With Optional Table A Item number 19 being redefined, there has been some confusion on appurtenant easement rights. In this blog post, we will provide clarity on this ALTA land survey requirement.
The 2016 ALTA/NSPS Land Title Survey Minimum Standards amended Optional Table A Item 19 (formerly item 20 in the 2011 standards) to clarify the responsibilities in reporting information on easement parcels that are appurtenant or provide a benefit to the surveyed property. These easements are sometimes also referred to as off-site easements.
What Is the Confusion?
The confusion for the user is that an appurtenant easement right will not be addressed on the survey UNLESS Optional Table A Item 19 is negotiated and included in the scope of survey services. Including Optional Table A Item 19 alters HOW the easement parcel will be addressed. Appurtenant easement rights can be referenced within the Schedule A of the title commitment.
How Does This Affect ALTA Surveys?
Whether Optional Table A Item 19 is included or not, the surveyor’s responsibilities, according to the Minimum Standard Detail Requirements, Section 6.C.i, are as follows: the surveyor must show “the location, width and recording information of all plottable rights of way, easements and servitudes burdening AND benefitting the property surveyed, as evidenced by documents provided or obtained by the surveyor pursuant to Section 4.”
If the surveyor becomes aware of an appurtenant or beneficial easement by reviewing documents, it is their responsibility to show the location and the relationship to the surveyed property for any easement that is plottable. Therefor the surveyor will only indicate the boundary limits of the easement and will not perform any survey work to reconcile the boundary, actually survey the limits of the easement or show any improvements within.
What Does This Mean For Me?
If the transaction parties want to know more about what is transpiring within the easement limits, then Optional Table A item 19 should be negotiated and included. Item 19 requires the surveyor to survey the appurtenant easement parcel and include it within the limits of the survey. This makes it subject to the Minimum Standards and the negotiated Table A items for the fee parcel(s).

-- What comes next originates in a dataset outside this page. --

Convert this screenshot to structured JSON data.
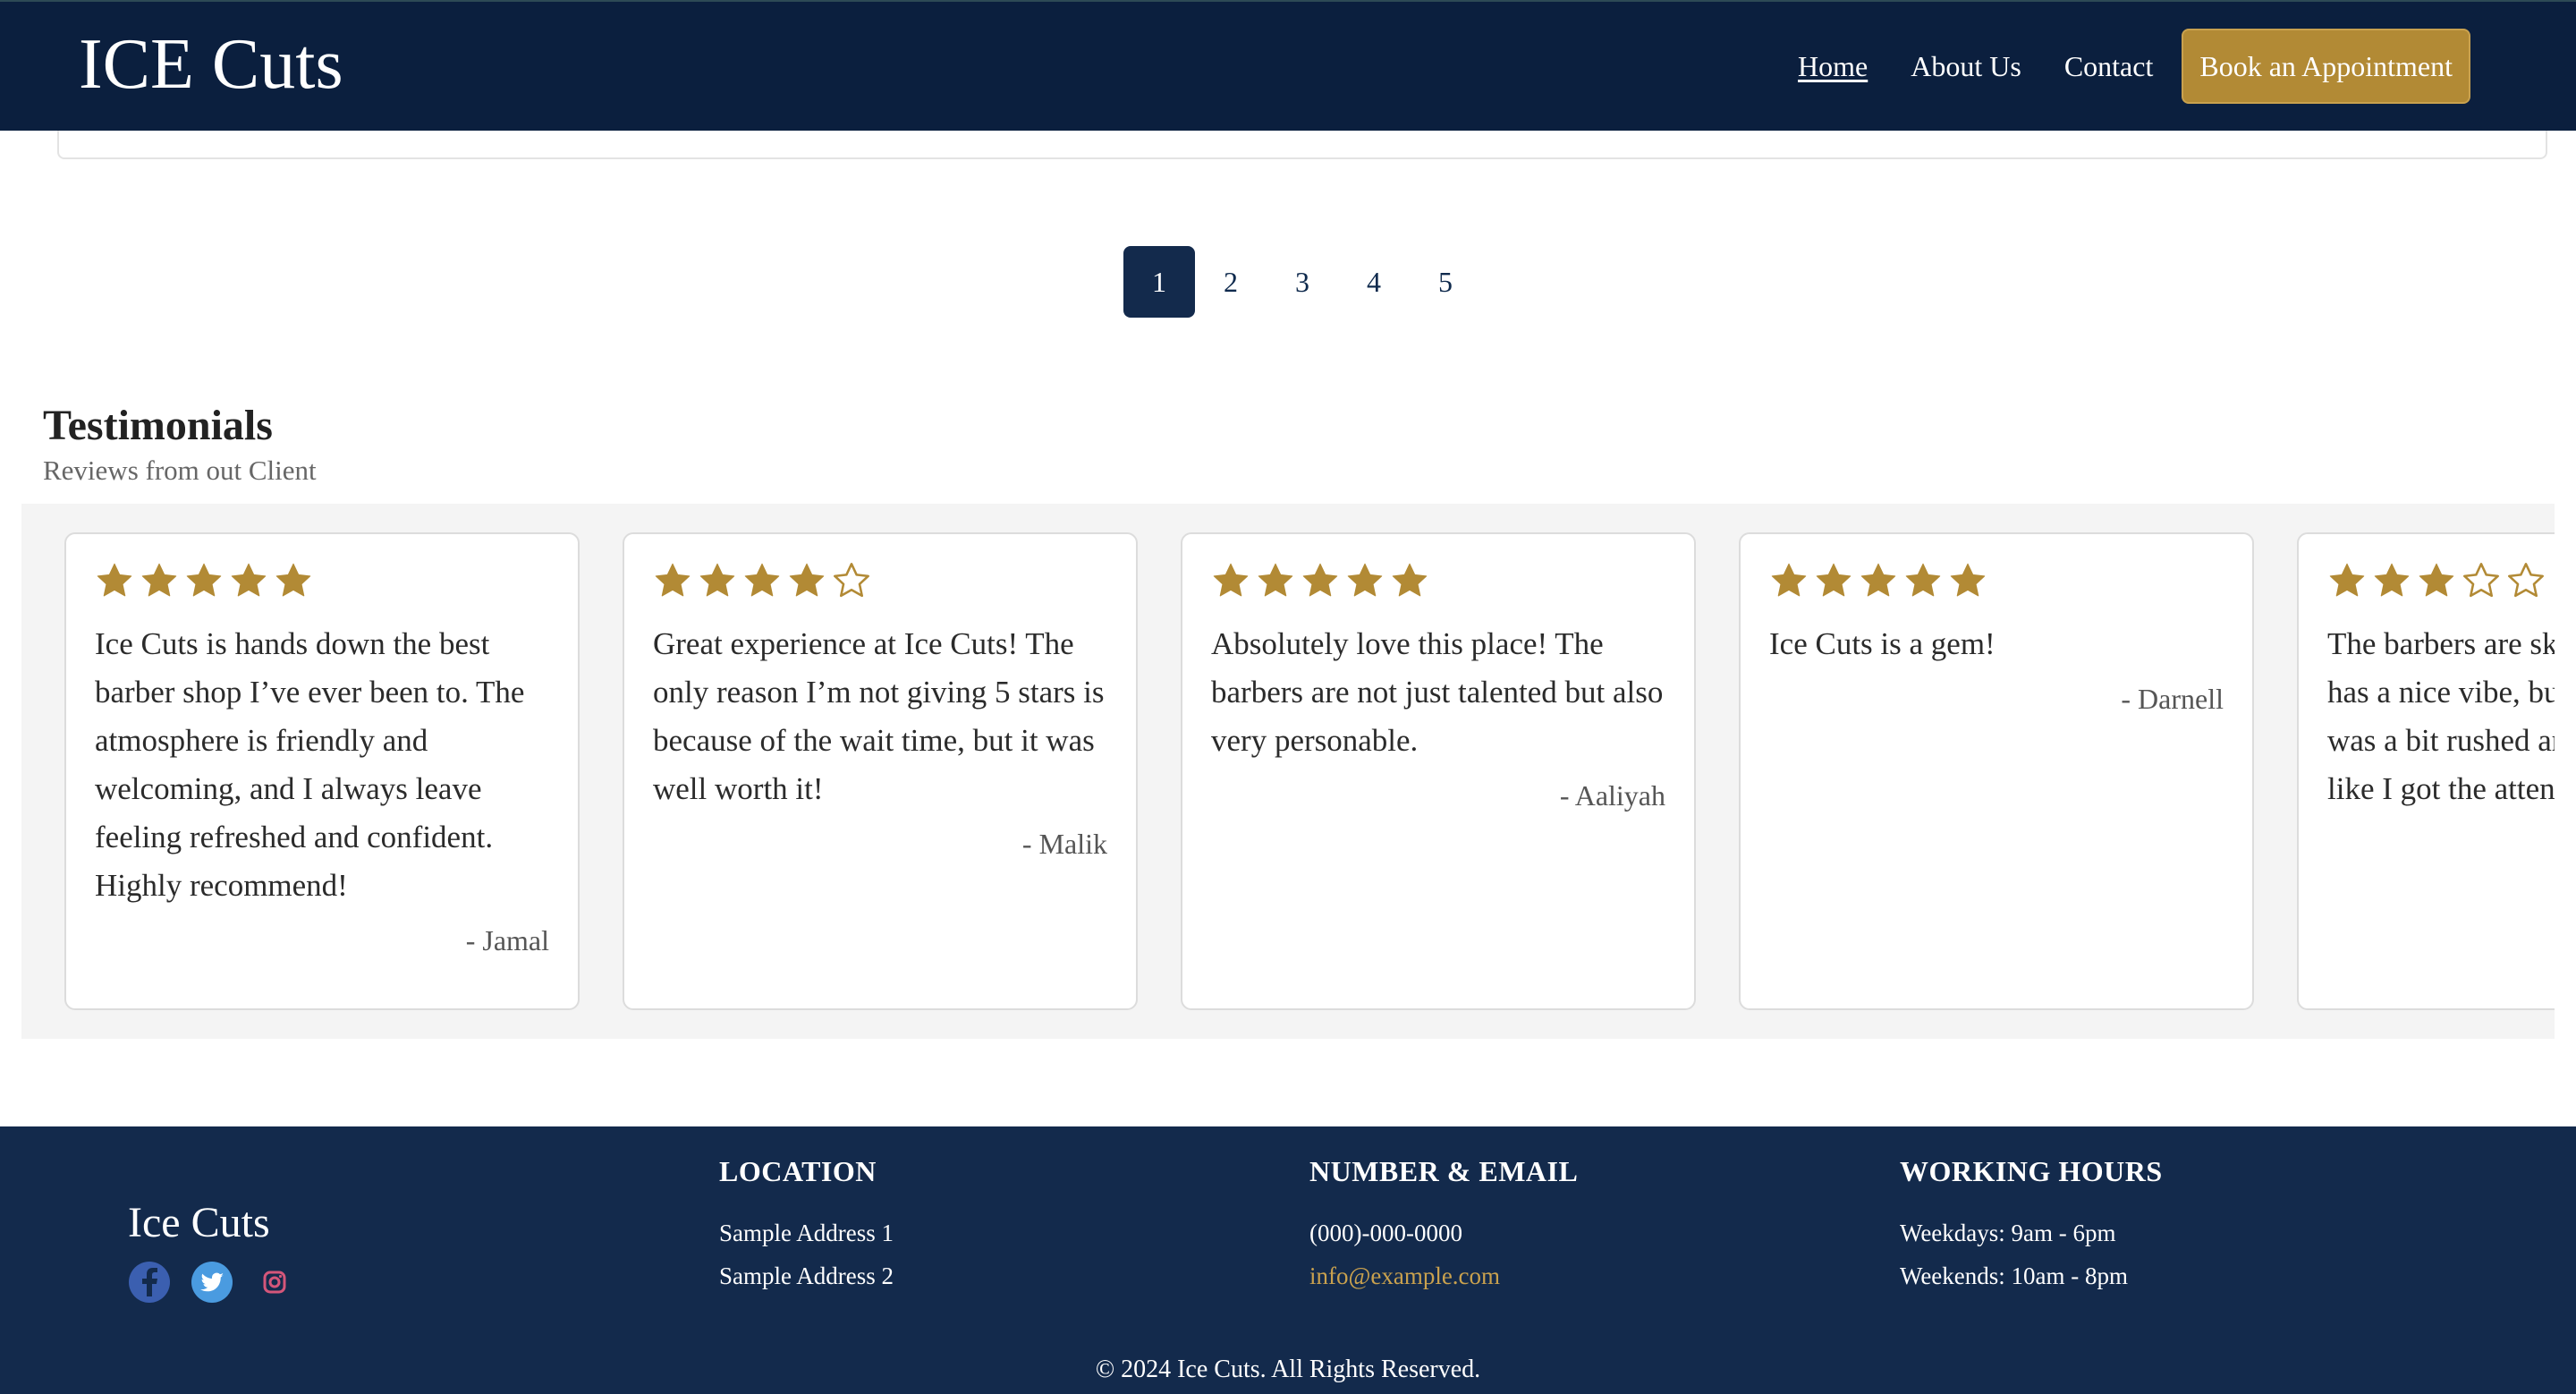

Unless title work is provided at the time of quoting a survey project, the surveyor is essentially unaware of the appurtenant easement rights that may benefit the fee parcel(s). Most surveyors will, understandably, take a qualification to their quote, making it subject to the surveyor’s review of any documents capturing the appurtenant easement right when the client requests Optional Table A Item 19, as the findings may significantly increase the scope of work. The appurtenant right may be, for example, to use a driveway on the adjoining property on a small strip of land 30’ x 200’ or an outparcel to a shopping mall might have the benefit of enjoying the entire 200-acre mall for ingress and egress, etc.
Lastly, when Optional Table A Item 19 is included, the client must pursue any necessary permission and provide the same to the surveyor to access the lands of the appurtenant easement. These easements are on the lands of others and even though the subject property has the right to use the land for a specific purpose, it does not give the surveyor permission to perform survey work.
At Bock & Clark, we are proud of our long history of supplying the commercial real estate industry with quality ALTA/NSPS Land Title Surveys. For more information on how we can assist you with your ALTA survey needs, request a quote today or contact us.